*DIRECTIONS:* The records that follow are to be repeated without alteration.

*MATERIAL PROVIDED:*
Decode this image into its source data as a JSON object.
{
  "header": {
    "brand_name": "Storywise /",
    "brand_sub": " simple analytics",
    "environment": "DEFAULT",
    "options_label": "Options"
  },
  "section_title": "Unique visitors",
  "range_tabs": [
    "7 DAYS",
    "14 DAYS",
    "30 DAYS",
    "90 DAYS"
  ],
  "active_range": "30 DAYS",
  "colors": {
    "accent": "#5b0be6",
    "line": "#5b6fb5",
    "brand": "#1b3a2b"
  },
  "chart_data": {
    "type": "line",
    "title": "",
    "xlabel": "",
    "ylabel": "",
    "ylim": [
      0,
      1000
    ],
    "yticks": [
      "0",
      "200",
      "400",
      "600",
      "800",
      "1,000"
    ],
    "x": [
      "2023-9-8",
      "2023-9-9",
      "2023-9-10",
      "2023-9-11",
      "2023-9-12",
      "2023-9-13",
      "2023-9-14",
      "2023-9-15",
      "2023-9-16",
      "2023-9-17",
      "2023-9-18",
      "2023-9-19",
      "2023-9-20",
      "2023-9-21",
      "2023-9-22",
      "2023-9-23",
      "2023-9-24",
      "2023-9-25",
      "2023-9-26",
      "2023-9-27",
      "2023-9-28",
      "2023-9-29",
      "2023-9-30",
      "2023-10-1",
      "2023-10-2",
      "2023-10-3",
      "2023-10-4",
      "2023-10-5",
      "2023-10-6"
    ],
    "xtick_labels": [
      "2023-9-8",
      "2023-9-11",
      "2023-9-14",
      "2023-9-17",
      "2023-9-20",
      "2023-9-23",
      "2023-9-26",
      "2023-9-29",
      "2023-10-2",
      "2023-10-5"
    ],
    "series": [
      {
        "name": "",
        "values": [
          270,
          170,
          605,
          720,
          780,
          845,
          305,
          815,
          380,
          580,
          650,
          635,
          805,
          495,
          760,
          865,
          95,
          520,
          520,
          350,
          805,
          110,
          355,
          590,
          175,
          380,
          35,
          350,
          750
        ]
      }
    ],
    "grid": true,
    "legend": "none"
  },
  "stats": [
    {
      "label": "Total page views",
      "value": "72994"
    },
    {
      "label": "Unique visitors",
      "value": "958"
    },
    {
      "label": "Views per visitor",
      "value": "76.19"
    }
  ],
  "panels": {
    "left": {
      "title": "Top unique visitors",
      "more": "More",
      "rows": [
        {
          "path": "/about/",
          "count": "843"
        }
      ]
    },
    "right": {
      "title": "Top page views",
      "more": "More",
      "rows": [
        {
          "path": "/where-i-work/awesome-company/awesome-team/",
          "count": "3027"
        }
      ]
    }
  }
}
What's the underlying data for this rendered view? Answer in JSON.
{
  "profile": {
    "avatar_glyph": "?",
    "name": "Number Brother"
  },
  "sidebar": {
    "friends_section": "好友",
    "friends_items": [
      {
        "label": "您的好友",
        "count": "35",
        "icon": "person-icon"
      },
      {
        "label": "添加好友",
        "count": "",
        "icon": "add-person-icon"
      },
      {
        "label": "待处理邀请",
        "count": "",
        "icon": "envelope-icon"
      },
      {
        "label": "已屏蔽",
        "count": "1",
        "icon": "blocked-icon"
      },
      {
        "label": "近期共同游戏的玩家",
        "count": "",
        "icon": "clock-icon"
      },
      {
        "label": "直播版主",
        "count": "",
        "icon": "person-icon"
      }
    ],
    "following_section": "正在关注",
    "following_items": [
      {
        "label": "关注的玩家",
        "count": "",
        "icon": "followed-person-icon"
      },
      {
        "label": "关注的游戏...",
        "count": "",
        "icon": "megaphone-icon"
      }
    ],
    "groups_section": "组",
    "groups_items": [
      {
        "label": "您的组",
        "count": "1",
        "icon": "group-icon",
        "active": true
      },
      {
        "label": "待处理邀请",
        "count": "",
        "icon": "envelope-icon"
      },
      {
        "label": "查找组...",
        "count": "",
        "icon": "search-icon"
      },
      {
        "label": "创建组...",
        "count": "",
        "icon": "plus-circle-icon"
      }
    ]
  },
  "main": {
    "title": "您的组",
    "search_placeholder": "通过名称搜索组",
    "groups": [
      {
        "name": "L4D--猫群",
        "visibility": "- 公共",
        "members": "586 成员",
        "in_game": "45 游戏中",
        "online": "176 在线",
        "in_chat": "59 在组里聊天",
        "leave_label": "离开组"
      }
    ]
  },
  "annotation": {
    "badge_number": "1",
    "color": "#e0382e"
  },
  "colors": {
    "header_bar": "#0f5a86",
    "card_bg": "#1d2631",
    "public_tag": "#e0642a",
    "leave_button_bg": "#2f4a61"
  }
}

*YOUR SOLUTION:*
Decode this image into its source data as a JSON object.
{
  "header": {
    "brand_name": "Storywise /",
    "brand_sub": " simple analytics",
    "environment": "DEFAULT",
    "options_label": "Options"
  },
  "section_title": "Unique visitors",
  "range_tabs": [
    "7 DAYS",
    "14 DAYS",
    "30 DAYS",
    "90 DAYS"
  ],
  "active_range": "30 DAYS",
  "colors": {
    "accent": "#5b0be6",
    "line": "#5b6fb5",
    "brand": "#1b3a2b"
  },
  "chart_data": {
    "type": "line",
    "title": "",
    "xlabel": "",
    "ylabel": "",
    "ylim": [
      0,
      1000
    ],
    "yticks": [
      "0",
      "200",
      "400",
      "600",
      "800",
      "1,000"
    ],
    "x": [
      "2023-9-8",
      "2023-9-9",
      "2023-9-10",
      "2023-9-11",
      "2023-9-12",
      "2023-9-13",
      "2023-9-14",
      "2023-9-15",
      "2023-9-16",
      "2023-9-17",
      "2023-9-18",
      "2023-9-19",
      "2023-9-20",
      "2023-9-21",
      "2023-9-22",
      "2023-9-23",
      "2023-9-24",
      "2023-9-25",
      "2023-9-26",
      "2023-9-27",
      "2023-9-28",
      "2023-9-29",
      "2023-9-30",
      "2023-10-1",
      "2023-10-2",
      "2023-10-3",
      "2023-10-4",
      "2023-10-5",
      "2023-10-6"
    ],
    "xtick_labels": [
      "2023-9-8",
      "2023-9-11",
      "2023-9-14",
      "2023-9-17",
      "2023-9-20",
      "2023-9-23",
      "2023-9-26",
      "2023-9-29",
      "2023-10-2",
      "2023-10-5"
    ],
    "series": [
      {
        "name": "",
        "values": [
          270,
          170,
          605,
          720,
          780,
          845,
          305,
          815,
          380,
          580,
          650,
          635,
          805,
          495,
          760,
          865,
          95,
          520,
          520,
          350,
          805,
          110,
          355,
          590,
          175,
          380,
          35,
          350,
          750
        ]
      }
    ],
    "grid": true,
    "legend": "none"
  },
  "stats": [
    {
      "label": "Total page views",
      "value": "72994"
    },
    {
      "label": "Unique visitors",
      "value": "958"
    },
    {
      "label": "Views per visitor",
      "value": "76.19"
    }
  ],
  "panels": {
    "left": {
      "title": "Top unique visitors",
      "more": "More",
      "rows": [
        {
          "path": "/about/",
          "count": "843"
        }
      ]
    },
    "right": {
      "title": "Top page views",
      "more": "More",
      "rows": [
        {
          "path": "/where-i-work/awesome-company/awesome-team/",
          "count": "3027"
        }
      ]
    }
  }
}
What's the underlying data for this rendered view? Answer in JSON.
{
  "profile": {
    "avatar_glyph": "?",
    "name": "Number Brother"
  },
  "sidebar": {
    "friends_section": "好友",
    "friends_items": [
      {
        "label": "您的好友",
        "count": "35",
        "icon": "person-icon"
      },
      {
        "label": "添加好友",
        "count": "",
        "icon": "add-person-icon"
      },
      {
        "label": "待处理邀请",
        "count": "",
        "icon": "envelope-icon"
      },
      {
        "label": "已屏蔽",
        "count": "1",
        "icon": "blocked-icon"
      },
      {
        "label": "近期共同游戏的玩家",
        "count": "",
        "icon": "clock-icon"
      },
      {
        "label": "直播版主",
        "count": "",
        "icon": "person-icon"
      }
    ],
    "following_section": "正在关注",
    "following_items": [
      {
        "label": "关注的玩家",
        "count": "",
        "icon": "followed-person-icon"
      },
      {
        "label": "关注的游戏...",
        "count": "",
        "icon": "megaphone-icon"
      }
    ],
    "groups_section": "组",
    "groups_items": [
      {
        "label": "您的组",
        "count": "1",
        "icon": "group-icon",
        "active": true
      },
      {
        "label": "待处理邀请",
        "count": "",
        "icon": "envelope-icon"
      },
      {
        "label": "查找组...",
        "count": "",
        "icon": "search-icon"
      },
      {
        "label": "创建组...",
        "count": "",
        "icon": "plus-circle-icon"
      }
    ]
  },
  "main": {
    "title": "您的组",
    "search_placeholder": "通过名称搜索组",
    "groups": [
      {
        "name": "L4D--猫群",
        "visibility": "- 公共",
        "members": "586 成员",
        "in_game": "45 游戏中",
        "online": "176 在线",
        "in_chat": "59 在组里聊天",
        "leave_label": "离开组"
      }
    ]
  },
  "annotation": {
    "badge_number": "1",
    "color": "#e0382e"
  },
  "colors": {
    "header_bar": "#0f5a86",
    "card_bg": "#1d2631",
    "public_tag": "#e0642a",
    "leave_button_bg": "#2f4a61"
  }
}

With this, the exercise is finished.